31 Days Of Horror: “A Dark Song”



Title: A Dark Song
Actors: ,
Genre: ,
Reviewed By:




Total Score

User Rating
no ratings yet


Posted October 10, 2017 by

Full Article

My tolerance for horror movies ranges quite a bit. I don’t judge each one on the same scale. I won’t, for instance, watch something like “The Strangers” and then try to hold “Seed of Chucky” to the same standards. It’s the tricky part of writing reviews: basing how you feel about a certain film on where it lands on this imaginary rating spectrum that you never describe to the readers but can see it clearly in your own mind. They all have their place in the genre so you have to love them all equally but there are those that stand far above the rest. One of those superior horror films, in my humble opinion, is “A Dark Song”.
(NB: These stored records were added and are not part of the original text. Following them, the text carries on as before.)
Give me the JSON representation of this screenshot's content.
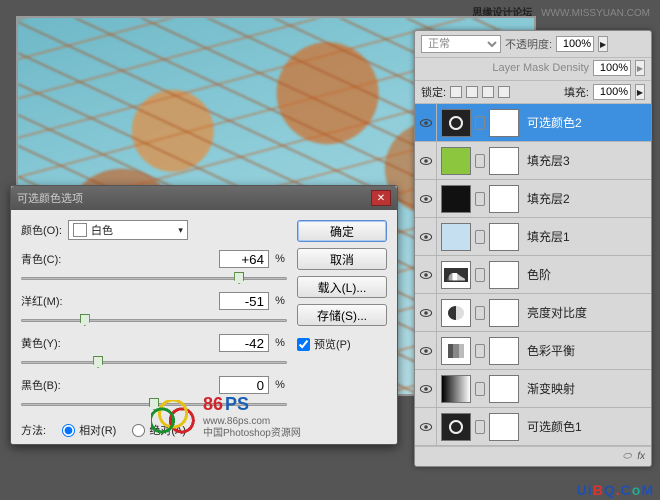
{
  "top": {
    "forum": "思缘设计论坛",
    "url": "WWW.MISSYUAN.COM"
  },
  "layers_panel": {
    "blend_mode": "正常",
    "opacity_label": "不透明度:",
    "opacity_value": "100%",
    "density_label": "Layer Mask Density",
    "density_value": "100%",
    "lock_label": "锁定:",
    "fill_label": "填充:",
    "fill_value": "100%",
    "layers": [
      {
        "name": "可选颜色2"
      },
      {
        "name": "填充层3"
      },
      {
        "name": "填充层2"
      },
      {
        "name": "填充层1"
      },
      {
        "name": "色阶"
      },
      {
        "name": "亮度对比度"
      },
      {
        "name": "色彩平衡"
      },
      {
        "name": "渐变映射"
      },
      {
        "name": "可选颜色1"
      }
    ],
    "footer_fx": "fx"
  },
  "dialog": {
    "title": "可选颜色选项",
    "color_label": "颜色(O):",
    "color_name": "白色",
    "sliders": {
      "cyan_label": "青色(C):",
      "cyan_value": "+64",
      "magenta_label": "洋红(M):",
      "magenta_value": "-51",
      "yellow_label": "黄色(Y):",
      "yellow_value": "-42",
      "black_label": "黑色(B):",
      "black_value": "0"
    },
    "pct": "%",
    "method_label": "方法:",
    "relative_label": "相对(R)",
    "absolute_label": "绝对(A)",
    "buttons": {
      "ok": "确定",
      "cancel": "取消",
      "load": "载入(L)...",
      "save": "存储(S)..."
    },
    "preview_label": "预览(P)"
  },
  "watermark": {
    "brand_num": "86",
    "brand_ps": "PS",
    "url": "www.86ps.com",
    "tagline": "中国Photoshop资源网"
  },
  "footer": {
    "text": "UiBQ.CoM"
  }
}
Sophia Howard (Catherine Walker) has been a psychological mess since the death of her young son Jack. Desperate to make contact with him one last time, Sophia hires an occultist, Joseph (Steve Oram), to help her carry out a dark ritual that will grant her one wish. The further the two make it into the process, the more dangerous the situation becomes and Sophia has to ask herself, “Is it even worth it?”

Writer/Director Liam Gavin takes his time letting his story unfold to really let its unsettling atmosphere take center stage. We watch as Sophia and Joseph do the same tedious actions over and over, remind each other what could happen, what will happen, and what they want to happen. We watch as Sophia puts herself through physical and mental torture of sorts all while Joseph is standing nearby telling her it’s definitely working. I got to the point, and so did Sophia, where I began to question if anything at all was going to come from all of their hard work. Little things took place, but they were easily explained away. A few times Sophia was ready to give up and leave, but Joseph tells her if she tries to leave the house before the ritual is over they will be stuck there forever. Basically, our characters are attempting to unleash Hell in an old Victorian home where they cannot escape.

“A Dark Song” is one of those rare horror movies that doesn’t rely on jump scares or the spilling of blood to try to scare the audience. It uses a drum-heavy soundtrack to raise the tension and imagery that’s always just out of focus to really unsettle anyone who watches it. My favorite scene is one where Sophia is sitting at a table reading up on what she still has to do in order to contact her dead son — flickering candles the only light available in an otherwise pitch black room — when she feels someone in the room with her. She looks up towards a chair directly across from her and she can just barely see the outline of a body; a lit cigarette occasionally getting brighter with each supposed inhale from whoever the entity is. A low grumbling, almost inaudible speaking begins and Sophia decides to work up the courage to approach whoever, or whatever, it is. I found myself really wanting her to turn back and leave, but also to keep going so I could see what happens next. It’s scenes like this that inhabit the world of “A Dark Song” and make it one of the better horror movies to come along in quite a while.

As scary as “A Dark Song” truly is, I wanted it to go on for as long as possible. I was mesmerized by the cinematography, the acting, the soundtrack; everything. Movies like this one don’t come around all that often so I’m always pleasantly surprised when I stumble upon one. It is currently streaming on Netflix and I guarantee you won’t be disappointed.




Be the first to comment!

Leave a Response